The first time I remember praying the rosary as an adult was for a silly, vain intention. My wedding was approaching & I had my heart set on a beautiful, sunny day. My mother has always been close to the Blessed Virgin Mary & had given me a little fold-up card with the prayers and mysteries on it. She told me to pray with an intention and make it something big. That way, if God saw fit to deliver, I would know that my prayers were aided by the devotion.
I had only been back in the Church a couple of years at that point. Even though I hadn’t come to terms with Marian theology completely I decided to give the prayer a try. I was hesitant at best & terrified at worst. The other churches I went to taught that the Mother of Christ was no more special than anyone else in the Bible. That she was just a vessel, just an ordinary human woman who God had used to become man.
Her role in salvation history was down played & her place in daily life was non-existent. In fact, most of the feminine aspects of Christianity were repressed; Most especially Mary and the Church as Mother. There seemed to be no purpose for womankind apart from aiding men on their missions for God. It never felt quite right but, sadly I found comfort in this dethroning of the feminine genius.
For me, it was so much easier to seek Jesus. He was entirely unlike me in sinlessness, perfect love, even gender. But Mary was a woman too & the antithesis of the still broken parts of my own femininity. She changed the world through humility, patience & obedience. I was a prodigal daughter more akin to ruffling feathers & opening my big mouth without thinking first.
At the time I was working in a medical office & liked to break up the day by walking the trails around the building during lunch.
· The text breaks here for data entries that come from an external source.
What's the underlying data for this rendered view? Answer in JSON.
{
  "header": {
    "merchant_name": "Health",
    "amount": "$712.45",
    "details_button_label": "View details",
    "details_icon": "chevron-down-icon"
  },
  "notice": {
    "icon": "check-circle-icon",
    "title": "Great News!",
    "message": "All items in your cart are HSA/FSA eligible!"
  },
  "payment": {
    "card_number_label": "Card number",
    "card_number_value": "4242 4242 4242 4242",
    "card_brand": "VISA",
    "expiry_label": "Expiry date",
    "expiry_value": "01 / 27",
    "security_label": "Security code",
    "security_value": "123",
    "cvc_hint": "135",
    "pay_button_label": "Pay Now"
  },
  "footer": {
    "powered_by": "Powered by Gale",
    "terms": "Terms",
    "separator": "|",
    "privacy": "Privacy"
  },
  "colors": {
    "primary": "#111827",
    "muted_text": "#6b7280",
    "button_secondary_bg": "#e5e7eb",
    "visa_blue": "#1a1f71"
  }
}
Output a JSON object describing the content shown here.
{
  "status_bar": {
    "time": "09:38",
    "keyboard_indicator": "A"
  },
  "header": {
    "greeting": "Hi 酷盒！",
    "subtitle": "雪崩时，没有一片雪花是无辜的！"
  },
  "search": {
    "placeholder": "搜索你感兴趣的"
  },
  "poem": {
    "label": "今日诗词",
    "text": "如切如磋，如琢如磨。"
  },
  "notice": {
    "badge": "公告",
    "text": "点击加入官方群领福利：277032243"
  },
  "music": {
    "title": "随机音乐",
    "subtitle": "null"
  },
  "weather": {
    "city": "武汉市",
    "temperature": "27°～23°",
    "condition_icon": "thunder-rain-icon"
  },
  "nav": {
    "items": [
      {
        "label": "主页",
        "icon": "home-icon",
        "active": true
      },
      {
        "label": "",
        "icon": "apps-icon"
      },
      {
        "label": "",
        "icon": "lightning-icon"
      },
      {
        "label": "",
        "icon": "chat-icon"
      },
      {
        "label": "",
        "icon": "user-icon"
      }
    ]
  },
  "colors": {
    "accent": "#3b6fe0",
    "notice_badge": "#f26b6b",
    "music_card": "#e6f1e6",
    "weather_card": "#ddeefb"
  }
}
One afternoon, I pulled my sweatshirt on & waved goodbye to my coworkers like I usually did. I reached for my keys in my pocket, but found something else: the rosary card.
I made my way outside and leaned against the cold, brick building with a puff of visible breath. I stared at the card, bending to the gentle push inside my soul. Before I took a step I prayed a little act of contrition. My heart still had some steep walls up. I was worried to offend my beloved Jesus by looking to someone else. I couldn’t imagine turning my attention away from him as if he wasn’t enough.
Yet, as I walked & read the mysteries I was relieved to find that the were all about Him. I said that first Hail Mary with hesitation but every lunch break that followed I walked & prayed. Soon I began looking forward to my midday strolls. That time in my life was so busy. I was engaged, working, going to school and raising my daughter. I had a lot of plates spinning & the assurance of the meditation was a respite of all the uncertainties I faced. With my heart beating, prayer flowing and breathing rhythmic, I worked out all my doubt. With Mary by my side and Jesus leading us both, I walked confidently toward my future.
It snowed into the Spring that year but, on our wedding day, April 18th, it was a perfect, sunny 70 degrees. The cantor sang Ave Maria.
What I learned about Mary was that she never led me away from her Son only closer to him than I ever thought possible (John 2:5), that Jesus meant what he said when he gave her to us at the foot of his cross (John 19:26) & that her humanity did not discount her but was used in a singular way to carry out an unrepeatable mission that was undeniably feminine (Luke 1:38).
I don’t regret the years that I spent just me and Jesus but I couldn’t grieve what I didn’t realize was missing. The rejection of spiritual Motherhood left me without the guidance I could have used as a young believer. It divorced me from the sibling-like intercession of the Saints. It made turning back to the Church as Mother a process of its own. I knew she was there to dole out discipline like any good Mama must at times, but also found that this home of our souls also nurtures, aids and hold space for people just as God created femininity to do.
When I stopped avoiding the feminine parts of my own divinity I grew empowered and found a greater peace with my identity as a daughter & woman of God. I began to see my worth & dignity in a whole new way. I wasn’t just some after thought, or default of man. No. I was a woman. Set aside, created for a purpose only I could fulfill.
As years have gone on, I’ve learned & grown so much. My rosary prayers are no longer vain & silly but confident & powerful. It’s where I go to recenter, find comfort & gather strength. I know now that Mary’s stark contrast to me was never meant for shame. She stands out because God, in his goodness and mercy, set her apart for us. He gave us the gift of a perfect Mother. A sinless woman. A new Eve. She’s the Mother of our King, Undoer of our Knots, Our Mystical Rose & My missing puzzle piece.